The District has always been rife with scandal, but until February 2009, our baseball team was relatively unscathed. News broke that Esmailyn González, an exciting new shortstop from the Dominican Republic, was signed by the Washington Nationals under false pretenses. González was an identity invented by Carlos Daniel Alvarez Lugo, and he lied about his age, too. The Nationals thought González was sixteen when they signed him, but he was actually three years older. This scandal casts a dark shadow over Ballplayer: Pelotero, the new documentary about two young Dominican shortstops. Although it starts as a traditional rags-to-riches story, the filmmakers go deeper to uncover institutional corruption within MLB.
At an early age, these athletes feel extraordinary pressure. Baseball is their ticket out of poverty – they all dream of buying a nice home for their family – and age sixteen is the only time they can get a multi-million dollar signing bonus. After that, their value drops precipitously. One of the players is Jean Carlos Batista, and he seems like a nice kid with oodles of potential. His devoted coach clearly loves him. The other player is Miguel Angel Sano, and whereas Batista has potential, Sano already has the skill. He’s fielding the ball and hitting dingers like a professional. The MLB is suspicious of Sano, so as the Pirates begin courting him, he must also undergo a battery of tests to verify his age and identity. The inquiry takes longer than it should, and Sano’s camp begins to suspect foul play as the signing deadline gets closer.
Directors Ross Finkel, Trevor Martin, and Jonathan Paley structure the documentary to maximize audience reaction. Before the inquiries begin, an MLB contract is merely a matter of skill and luck. Batista and Sano work harder than any teenager should, and their sincerity is what makes them so compelling. The narration from John Leguizamo slowly uncovers details and history about the world of baseball in the Dominican Republic, but is careful to leave out specific hints of impropriety until we care about the boys. The reveal of systemic corruption has a devastating effect; under the guise of a proper investigation, the MLB quashes the players’ chances for a top bonus. Although the directors never say it directly, they imply the organization colludes with scouts so they can undervalue the players’ worth. It is downright thrilling when Sano’s mother, a proud woman with a sharp mind, decides to take matters into her own hands.

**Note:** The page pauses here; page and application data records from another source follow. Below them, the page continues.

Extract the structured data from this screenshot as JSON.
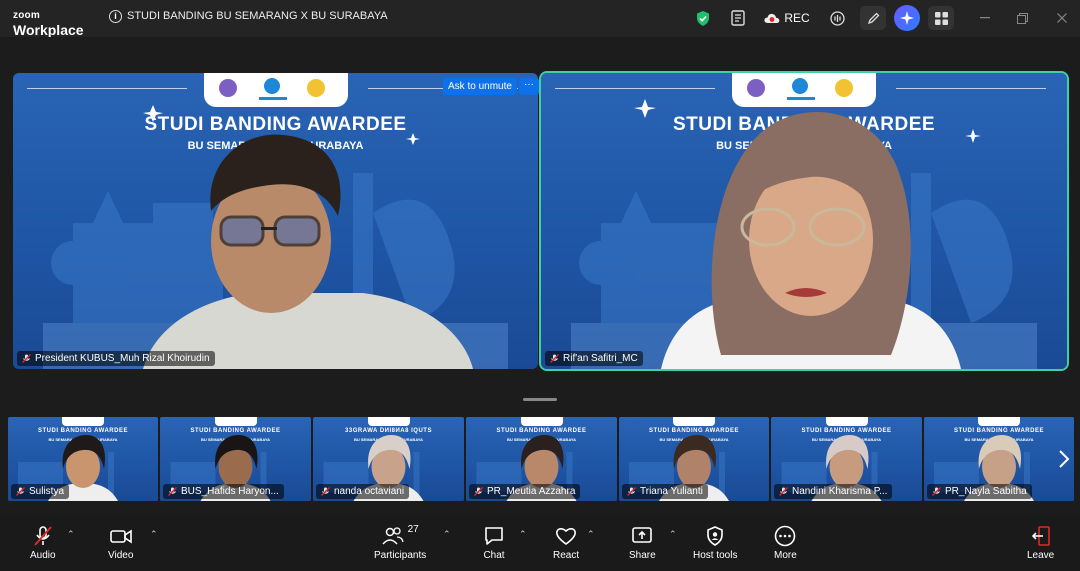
{
  "app": {
    "logo_top": "zoom",
    "logo_bottom": "Workplace"
  },
  "meeting": {
    "title": "STUDI BANDING BU SEMARANG X BU SURABAYA"
  },
  "titlebar": {
    "rec_label": "REC"
  },
  "banner": {
    "title": "STUDI BANDING AWARDEE",
    "subtitle": "BU SEMARANG X BU SURABAYA",
    "small_title": "STUDI BANDING AWARDEE",
    "small_subtitle_left": "BU SEMARANG",
    "small_subtitle_right": "BU SURABAYA",
    "mirrored_title": "33GRAWA DИI8ИA8 IQUTS"
  },
  "main_tiles": [
    {
      "name": "President KUBUS_Muh Rizal Khoirudin",
      "muted": true
    },
    {
      "name": "Rif'an Safitri_MC",
      "muted": true
    }
  ],
  "overlay": {
    "ask_unmute": "Ask to unmute",
    "more": "···"
  },
  "strip_tiles": [
    {
      "name": "Sulistya"
    },
    {
      "name": "BUS_Hafids Haryon..."
    },
    {
      "name": "nanda octaviani"
    },
    {
      "name": "PR_Meutia Azzahra"
    },
    {
      "name": "Triana Yulianti"
    },
    {
      "name": "Nandini Kharisma P..."
    },
    {
      "name": "PR_Nayla Sabitha"
    }
  ],
  "toolbar": {
    "audio": "Audio",
    "video": "Video",
    "participants": "Participants",
    "participants_count": "27",
    "chat": "Chat",
    "react": "React",
    "share": "Share",
    "host_tools": "Host tools",
    "more": "More",
    "leave": "Leave"
  },
  "colors": {
    "accent": "#0e71eb",
    "active_speaker": "#3fd0a6",
    "rec_red": "#e02828",
    "shield_green": "#1fbf6b"
  }
}
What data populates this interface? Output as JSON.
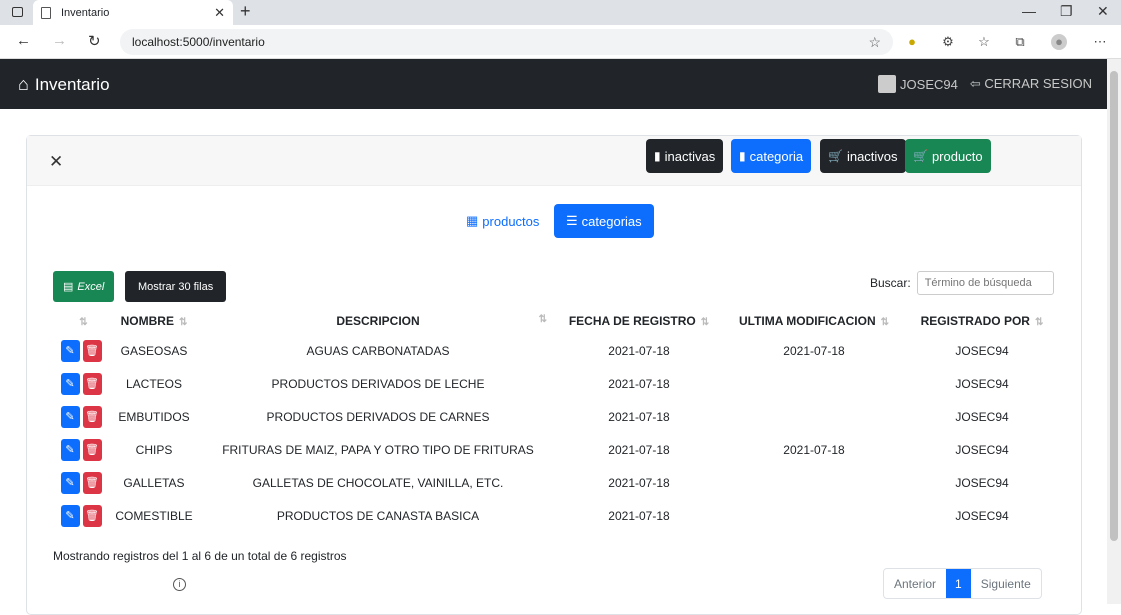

There is no way the filmmakers could have predicted Ballplayer: Pelotero would end the way it did, and in one sense, they’re lucky. The stories of Sano and Batista have a silver lining, though they’re complicated by real life and an incomplete sense of justice. Title cards offer some hope of reform for baseball’s recruitment system in Latin America. Still, the message offers little solace to the current crop of players. Recruiters treat prospects like an investment, not a person, so all the subsequent manipulation resembles the corruption on Wall Street. The directors argue that’s just the way it works when baseball is a business, and a players’ value matters more than his talent. Ballplayer: Pelotero is the logical conclusion of the theory behind Moneyball, except the system is inherently unfair when a poor kid from a poor country makes the mistake of trusting the men who might fulfill their dreams.